You said the F-word. This show is fun. I can only think of Fargo as a show that’s essentially a drama that has this much fun. It’s not that there are that many laugh out loud moments for me in the show. It’s more that I just smile from beginning to end. It’s the dialogue and characters and even the choice of camera angles that make me smile. If this was done straight up, I think we’d tire of how dark the show would be. There’s quite a bit going on in the first two episodes. And then again, there’s not much. I think you’d be hard pressed to put together two paragraphs of the actual plot of the first two episodes. The main focus has been letting us have room to breathe and learn the characters. The plot is really secondary up to this point. This really felt like the second hour of what should have been a two-hour premiere.
The most obvious point that this is just a continuation of the last episode is Jesse and his “Word of God” power. The initial manifestation was the man killing himself in front of his mother as the climax of last episode. We get three uses here – the silencing of the animals being a simple first step that makes Jesse wonder how this power works. First it worked out of his sight, then it worked with animals. Next, he uses it directly on a child molester to make him forget his intended target. I liked the way they played out what was a confusing transition without having to just spell it out for the viewers. Once it is successful with a molester, then it’s up to Jesse to bring a girl back from the dead. What other power is more God-like than bringing someone back from the dead? This episode felt like filler while Jesse figures out his powers. And I am not complaining about that. You need to give this story time to ferment. We’ve established the characters and now the beginning of a larger plot.

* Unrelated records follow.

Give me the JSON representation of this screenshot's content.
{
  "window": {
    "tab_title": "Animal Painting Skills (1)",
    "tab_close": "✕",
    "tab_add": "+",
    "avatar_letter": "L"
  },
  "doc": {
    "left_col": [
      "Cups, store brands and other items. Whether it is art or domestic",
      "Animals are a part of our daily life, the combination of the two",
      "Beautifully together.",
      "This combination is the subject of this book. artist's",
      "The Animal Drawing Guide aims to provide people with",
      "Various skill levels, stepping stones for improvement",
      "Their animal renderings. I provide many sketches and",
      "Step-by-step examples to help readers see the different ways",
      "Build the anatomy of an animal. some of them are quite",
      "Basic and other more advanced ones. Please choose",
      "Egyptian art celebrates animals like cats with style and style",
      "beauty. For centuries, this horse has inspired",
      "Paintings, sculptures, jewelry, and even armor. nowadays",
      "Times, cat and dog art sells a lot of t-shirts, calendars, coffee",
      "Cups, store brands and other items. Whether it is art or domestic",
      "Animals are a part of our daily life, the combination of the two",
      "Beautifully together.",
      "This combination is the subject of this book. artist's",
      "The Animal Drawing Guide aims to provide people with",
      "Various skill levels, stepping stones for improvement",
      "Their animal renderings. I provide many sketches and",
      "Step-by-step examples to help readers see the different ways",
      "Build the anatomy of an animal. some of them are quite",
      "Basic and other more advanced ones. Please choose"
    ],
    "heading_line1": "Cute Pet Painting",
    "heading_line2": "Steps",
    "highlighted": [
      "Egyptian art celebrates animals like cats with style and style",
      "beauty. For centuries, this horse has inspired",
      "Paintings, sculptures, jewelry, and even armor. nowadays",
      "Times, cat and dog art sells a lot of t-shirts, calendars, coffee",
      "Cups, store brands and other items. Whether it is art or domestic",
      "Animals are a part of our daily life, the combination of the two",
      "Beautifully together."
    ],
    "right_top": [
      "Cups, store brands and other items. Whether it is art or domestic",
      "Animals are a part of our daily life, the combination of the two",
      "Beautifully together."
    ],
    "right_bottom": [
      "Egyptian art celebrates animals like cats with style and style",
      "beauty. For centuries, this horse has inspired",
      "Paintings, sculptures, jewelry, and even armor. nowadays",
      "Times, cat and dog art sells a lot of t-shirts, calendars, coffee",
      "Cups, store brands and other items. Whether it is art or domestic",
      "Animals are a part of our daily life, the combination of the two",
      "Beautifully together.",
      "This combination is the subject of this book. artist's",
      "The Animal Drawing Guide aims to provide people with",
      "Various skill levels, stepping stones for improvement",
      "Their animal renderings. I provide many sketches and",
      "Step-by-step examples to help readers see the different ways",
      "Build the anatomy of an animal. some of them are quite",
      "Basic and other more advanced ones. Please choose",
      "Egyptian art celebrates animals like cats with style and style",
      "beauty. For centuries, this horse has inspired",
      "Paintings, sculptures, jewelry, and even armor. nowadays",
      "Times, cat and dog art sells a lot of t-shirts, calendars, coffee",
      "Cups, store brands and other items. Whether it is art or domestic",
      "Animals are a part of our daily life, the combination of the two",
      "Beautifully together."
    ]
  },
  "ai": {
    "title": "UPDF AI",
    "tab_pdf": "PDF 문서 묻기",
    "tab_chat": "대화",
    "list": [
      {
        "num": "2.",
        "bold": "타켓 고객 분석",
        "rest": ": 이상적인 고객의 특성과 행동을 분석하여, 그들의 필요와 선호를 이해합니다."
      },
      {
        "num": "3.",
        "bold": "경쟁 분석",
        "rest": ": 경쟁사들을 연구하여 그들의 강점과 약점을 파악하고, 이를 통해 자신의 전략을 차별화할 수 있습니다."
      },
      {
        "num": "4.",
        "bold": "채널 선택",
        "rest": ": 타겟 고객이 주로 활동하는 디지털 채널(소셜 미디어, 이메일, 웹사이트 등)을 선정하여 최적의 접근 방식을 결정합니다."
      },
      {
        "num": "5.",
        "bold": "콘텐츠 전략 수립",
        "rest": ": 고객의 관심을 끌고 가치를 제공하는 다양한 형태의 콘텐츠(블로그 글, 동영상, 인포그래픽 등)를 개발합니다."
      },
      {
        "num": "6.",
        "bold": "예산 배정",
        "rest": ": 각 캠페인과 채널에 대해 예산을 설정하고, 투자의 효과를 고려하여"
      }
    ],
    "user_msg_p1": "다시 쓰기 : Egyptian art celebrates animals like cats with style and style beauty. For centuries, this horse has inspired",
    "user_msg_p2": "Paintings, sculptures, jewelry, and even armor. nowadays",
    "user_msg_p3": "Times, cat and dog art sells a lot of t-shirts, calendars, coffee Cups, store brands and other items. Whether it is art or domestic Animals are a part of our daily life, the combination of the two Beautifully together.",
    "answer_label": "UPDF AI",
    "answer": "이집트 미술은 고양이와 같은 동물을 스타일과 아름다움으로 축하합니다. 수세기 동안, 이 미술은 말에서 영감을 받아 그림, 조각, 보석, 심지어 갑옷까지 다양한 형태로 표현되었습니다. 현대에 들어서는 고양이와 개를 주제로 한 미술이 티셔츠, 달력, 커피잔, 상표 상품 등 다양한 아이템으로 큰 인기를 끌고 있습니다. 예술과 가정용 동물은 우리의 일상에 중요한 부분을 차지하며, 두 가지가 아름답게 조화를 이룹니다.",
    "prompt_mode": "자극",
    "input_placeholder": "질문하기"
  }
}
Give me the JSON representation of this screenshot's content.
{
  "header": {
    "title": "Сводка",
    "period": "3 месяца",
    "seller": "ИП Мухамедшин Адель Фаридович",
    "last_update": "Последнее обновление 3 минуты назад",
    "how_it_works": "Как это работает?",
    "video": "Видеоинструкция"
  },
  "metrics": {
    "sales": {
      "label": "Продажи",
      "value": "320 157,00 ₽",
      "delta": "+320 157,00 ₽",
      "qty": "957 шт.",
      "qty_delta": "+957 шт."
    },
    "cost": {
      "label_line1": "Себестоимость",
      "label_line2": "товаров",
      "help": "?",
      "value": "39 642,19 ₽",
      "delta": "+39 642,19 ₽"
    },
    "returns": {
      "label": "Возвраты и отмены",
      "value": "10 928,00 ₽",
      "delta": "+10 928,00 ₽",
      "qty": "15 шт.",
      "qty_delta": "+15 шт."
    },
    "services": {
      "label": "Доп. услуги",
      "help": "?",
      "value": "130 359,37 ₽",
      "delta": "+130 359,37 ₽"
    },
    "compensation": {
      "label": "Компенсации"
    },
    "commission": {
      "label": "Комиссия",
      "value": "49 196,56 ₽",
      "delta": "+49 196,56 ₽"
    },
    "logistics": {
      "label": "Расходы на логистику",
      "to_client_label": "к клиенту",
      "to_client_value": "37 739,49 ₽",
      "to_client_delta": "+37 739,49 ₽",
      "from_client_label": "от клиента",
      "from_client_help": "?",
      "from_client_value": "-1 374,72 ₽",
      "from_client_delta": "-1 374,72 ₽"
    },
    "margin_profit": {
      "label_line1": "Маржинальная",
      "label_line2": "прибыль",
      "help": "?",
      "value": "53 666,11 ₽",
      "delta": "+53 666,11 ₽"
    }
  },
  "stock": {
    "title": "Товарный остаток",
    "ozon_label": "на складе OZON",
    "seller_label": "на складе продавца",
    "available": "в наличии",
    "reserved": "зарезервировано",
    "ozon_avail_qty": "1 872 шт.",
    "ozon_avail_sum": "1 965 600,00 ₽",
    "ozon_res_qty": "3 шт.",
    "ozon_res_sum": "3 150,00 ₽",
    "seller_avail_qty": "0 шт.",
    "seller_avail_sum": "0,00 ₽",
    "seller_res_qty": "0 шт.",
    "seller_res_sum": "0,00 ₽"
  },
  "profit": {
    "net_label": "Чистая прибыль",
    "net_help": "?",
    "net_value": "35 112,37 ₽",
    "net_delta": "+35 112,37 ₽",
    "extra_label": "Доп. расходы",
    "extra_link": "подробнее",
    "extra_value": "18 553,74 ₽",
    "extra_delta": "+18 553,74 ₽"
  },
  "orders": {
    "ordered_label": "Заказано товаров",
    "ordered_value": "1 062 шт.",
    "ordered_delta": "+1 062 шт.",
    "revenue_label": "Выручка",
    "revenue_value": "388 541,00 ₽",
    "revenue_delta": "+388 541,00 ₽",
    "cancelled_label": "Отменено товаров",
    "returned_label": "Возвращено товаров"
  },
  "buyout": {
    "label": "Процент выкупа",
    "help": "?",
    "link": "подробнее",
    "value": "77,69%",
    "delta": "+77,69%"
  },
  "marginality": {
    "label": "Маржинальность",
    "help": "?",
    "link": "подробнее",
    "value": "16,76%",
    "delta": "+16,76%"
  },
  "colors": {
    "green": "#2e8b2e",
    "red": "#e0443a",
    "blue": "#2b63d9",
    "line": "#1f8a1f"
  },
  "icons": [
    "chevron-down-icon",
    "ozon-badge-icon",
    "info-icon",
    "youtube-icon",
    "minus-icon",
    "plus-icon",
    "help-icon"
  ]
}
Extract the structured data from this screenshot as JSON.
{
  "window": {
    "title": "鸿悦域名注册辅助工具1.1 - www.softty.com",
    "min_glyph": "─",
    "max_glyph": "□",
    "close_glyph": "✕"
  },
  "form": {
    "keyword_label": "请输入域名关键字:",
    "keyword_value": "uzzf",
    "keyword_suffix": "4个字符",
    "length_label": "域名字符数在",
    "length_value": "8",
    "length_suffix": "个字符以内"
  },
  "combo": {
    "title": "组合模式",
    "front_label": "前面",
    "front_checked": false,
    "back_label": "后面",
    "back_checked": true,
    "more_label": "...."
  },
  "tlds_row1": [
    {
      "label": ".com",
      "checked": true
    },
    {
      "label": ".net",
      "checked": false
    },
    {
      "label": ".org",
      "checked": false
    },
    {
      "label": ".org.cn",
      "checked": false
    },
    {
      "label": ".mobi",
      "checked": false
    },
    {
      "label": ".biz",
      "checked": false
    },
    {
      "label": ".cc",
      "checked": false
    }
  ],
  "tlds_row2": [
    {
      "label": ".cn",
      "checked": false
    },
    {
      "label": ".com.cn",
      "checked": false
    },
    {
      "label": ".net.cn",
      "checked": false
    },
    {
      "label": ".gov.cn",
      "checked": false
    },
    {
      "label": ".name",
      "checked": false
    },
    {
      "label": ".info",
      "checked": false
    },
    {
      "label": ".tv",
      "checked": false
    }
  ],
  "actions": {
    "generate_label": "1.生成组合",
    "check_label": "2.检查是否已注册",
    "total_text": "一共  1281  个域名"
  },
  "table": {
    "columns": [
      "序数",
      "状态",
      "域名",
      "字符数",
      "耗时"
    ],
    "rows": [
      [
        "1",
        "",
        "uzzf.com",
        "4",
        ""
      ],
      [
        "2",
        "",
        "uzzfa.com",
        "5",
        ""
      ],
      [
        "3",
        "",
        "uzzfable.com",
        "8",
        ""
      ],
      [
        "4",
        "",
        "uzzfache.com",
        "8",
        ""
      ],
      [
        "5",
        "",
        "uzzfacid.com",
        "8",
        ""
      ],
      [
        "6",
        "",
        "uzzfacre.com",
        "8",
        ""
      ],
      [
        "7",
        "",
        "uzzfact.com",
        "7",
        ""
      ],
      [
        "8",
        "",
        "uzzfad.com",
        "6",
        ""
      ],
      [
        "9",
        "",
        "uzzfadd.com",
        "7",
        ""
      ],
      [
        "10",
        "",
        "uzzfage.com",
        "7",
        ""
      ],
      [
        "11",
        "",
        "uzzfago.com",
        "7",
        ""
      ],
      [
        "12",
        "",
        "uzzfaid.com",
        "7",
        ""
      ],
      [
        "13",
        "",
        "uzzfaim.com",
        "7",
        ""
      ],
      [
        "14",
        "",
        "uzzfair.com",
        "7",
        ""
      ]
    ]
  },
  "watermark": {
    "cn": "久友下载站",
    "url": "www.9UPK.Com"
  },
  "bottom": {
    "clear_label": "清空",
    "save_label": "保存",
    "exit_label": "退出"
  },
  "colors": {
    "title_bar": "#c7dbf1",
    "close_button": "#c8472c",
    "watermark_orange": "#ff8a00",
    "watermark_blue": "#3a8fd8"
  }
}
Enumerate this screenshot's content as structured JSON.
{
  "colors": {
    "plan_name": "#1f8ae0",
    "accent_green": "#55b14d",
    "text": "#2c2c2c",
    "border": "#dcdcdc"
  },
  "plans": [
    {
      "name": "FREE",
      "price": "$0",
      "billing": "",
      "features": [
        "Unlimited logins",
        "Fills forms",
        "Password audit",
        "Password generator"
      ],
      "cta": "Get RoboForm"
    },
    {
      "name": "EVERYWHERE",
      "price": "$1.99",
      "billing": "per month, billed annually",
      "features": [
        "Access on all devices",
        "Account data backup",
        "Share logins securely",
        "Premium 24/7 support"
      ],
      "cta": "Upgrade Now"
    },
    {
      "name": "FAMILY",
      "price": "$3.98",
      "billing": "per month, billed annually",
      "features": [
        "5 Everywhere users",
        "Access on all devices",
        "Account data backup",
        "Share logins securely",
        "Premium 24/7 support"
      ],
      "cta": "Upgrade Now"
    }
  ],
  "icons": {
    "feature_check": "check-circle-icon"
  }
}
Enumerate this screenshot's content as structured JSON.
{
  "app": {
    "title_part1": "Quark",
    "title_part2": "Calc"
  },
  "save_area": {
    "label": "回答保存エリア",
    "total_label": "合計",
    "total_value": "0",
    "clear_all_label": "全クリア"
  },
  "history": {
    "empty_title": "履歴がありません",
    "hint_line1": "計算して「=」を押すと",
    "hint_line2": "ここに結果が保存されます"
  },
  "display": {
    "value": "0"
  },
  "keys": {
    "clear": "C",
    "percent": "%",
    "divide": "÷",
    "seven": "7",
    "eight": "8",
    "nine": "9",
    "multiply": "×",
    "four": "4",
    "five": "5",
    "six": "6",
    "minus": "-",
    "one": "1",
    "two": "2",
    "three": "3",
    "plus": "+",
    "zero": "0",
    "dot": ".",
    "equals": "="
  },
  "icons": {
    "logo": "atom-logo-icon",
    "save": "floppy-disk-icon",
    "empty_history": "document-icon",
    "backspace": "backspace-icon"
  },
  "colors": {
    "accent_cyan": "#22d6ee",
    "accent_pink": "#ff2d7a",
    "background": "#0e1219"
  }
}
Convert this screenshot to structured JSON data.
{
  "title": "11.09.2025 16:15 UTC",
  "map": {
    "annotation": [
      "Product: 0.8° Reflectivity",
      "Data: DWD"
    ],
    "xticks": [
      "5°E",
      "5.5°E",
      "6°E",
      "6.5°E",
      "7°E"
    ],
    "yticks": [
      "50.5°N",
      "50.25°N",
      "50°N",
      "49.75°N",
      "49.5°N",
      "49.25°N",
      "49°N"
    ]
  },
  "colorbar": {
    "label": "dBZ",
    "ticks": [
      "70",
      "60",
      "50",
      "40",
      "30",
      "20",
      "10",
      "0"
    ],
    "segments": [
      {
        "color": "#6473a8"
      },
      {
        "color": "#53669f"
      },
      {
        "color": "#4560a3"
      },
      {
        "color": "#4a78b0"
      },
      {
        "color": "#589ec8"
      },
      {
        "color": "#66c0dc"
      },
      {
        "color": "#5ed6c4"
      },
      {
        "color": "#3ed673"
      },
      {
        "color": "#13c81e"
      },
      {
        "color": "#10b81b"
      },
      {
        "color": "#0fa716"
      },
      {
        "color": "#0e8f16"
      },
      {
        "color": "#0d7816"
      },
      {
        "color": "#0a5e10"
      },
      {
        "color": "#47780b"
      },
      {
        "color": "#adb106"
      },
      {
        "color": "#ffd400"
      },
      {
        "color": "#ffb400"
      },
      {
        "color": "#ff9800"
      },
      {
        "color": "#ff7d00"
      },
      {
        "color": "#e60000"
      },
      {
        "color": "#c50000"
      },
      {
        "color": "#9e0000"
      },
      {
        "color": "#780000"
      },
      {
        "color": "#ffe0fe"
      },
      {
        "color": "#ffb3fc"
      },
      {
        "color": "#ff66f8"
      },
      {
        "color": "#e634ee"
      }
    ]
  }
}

Tulip. Sweet, sweet Tulip. I’m at full attention every time she’s onscreen. She’s the star of this show no matter what else you want to say. She drinks and fights and has a filthy mouth and even filthier mind. Her flirtation with Jesse is just as you say – it’s aggressive and it’s bordering on painful to watch him try to hold tight. She has more depth per screen minute than any of the other characters. I like having a strong female character. The best part is that she deals with the most stressful situations by using her sexuality or her humor. And no matter if it’s the baptism or her sitting with Jesse, she smolders sexuality and humor. If this show keeps my interest a year from now, it will be just what you say – the interaction between Tulip and Jesse. The other characters, even Cassidy, are much more expendable at this point.
I have no idea in hell what that opening scene had to do with anything. Was it some random lost scene from Hell on Wheels?
I didn’t realize that Jackie Earle Haley was going to be in this series. I’m excited to see him but disappointed to have a character actor that I recognize so much from other projects.
While this was a much less Cassidy-focused episode, the best scene for me, by far was Cassidy and Jesse sitting around drinking some beautiful hard liquor and issuing the “Big Lebowski is overrated” line. I love that movie but I’m a little sick of how hero worshiped it has become recently. Kudos for finding just the right thing to say to needle the viewers and set Cassidy up as the asshole they want him to be.
I can’t wait to see where the next couple episodes take us. This is a freaking fun adventure.